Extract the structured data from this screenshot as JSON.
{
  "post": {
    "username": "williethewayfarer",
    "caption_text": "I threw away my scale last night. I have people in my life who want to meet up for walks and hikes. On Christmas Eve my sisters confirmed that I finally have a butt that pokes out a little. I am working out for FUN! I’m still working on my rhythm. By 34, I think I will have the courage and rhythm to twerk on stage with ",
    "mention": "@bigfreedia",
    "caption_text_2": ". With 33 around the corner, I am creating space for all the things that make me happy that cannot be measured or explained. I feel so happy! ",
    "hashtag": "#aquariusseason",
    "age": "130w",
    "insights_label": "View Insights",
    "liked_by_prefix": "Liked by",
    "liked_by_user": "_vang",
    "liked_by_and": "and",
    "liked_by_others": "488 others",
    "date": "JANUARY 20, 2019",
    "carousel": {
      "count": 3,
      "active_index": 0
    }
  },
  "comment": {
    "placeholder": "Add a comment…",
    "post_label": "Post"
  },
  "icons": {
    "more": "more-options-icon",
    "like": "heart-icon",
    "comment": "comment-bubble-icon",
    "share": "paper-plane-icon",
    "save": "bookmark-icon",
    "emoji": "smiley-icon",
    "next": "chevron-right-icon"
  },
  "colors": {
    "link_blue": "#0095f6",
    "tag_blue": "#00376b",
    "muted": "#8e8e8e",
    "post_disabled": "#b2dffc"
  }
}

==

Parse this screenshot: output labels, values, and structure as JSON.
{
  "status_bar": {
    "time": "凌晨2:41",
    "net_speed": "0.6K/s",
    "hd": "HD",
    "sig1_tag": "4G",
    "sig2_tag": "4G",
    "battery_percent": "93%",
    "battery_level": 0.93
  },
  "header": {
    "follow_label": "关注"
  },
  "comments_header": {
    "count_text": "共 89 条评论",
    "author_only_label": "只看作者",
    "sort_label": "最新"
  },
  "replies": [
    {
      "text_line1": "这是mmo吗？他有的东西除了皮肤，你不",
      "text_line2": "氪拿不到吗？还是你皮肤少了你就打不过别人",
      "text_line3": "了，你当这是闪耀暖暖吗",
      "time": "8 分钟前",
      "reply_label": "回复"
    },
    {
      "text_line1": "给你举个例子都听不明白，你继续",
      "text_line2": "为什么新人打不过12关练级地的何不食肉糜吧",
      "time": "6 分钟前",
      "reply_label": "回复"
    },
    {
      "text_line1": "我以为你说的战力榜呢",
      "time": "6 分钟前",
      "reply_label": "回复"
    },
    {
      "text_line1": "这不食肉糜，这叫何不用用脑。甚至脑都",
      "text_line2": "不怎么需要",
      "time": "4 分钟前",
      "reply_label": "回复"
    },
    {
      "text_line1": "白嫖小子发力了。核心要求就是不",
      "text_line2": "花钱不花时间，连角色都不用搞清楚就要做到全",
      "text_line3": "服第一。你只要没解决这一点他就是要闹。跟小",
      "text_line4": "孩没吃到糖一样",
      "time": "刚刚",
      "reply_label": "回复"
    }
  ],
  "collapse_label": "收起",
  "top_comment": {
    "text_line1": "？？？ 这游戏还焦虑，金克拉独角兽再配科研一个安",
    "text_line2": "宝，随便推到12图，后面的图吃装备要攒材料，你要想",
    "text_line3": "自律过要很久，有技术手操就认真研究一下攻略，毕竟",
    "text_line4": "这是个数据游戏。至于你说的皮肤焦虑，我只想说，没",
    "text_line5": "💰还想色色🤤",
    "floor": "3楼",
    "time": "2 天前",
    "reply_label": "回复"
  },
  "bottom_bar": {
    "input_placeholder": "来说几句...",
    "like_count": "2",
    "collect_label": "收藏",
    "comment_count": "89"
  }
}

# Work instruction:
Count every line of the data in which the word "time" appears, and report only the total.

# Completed exercise:
7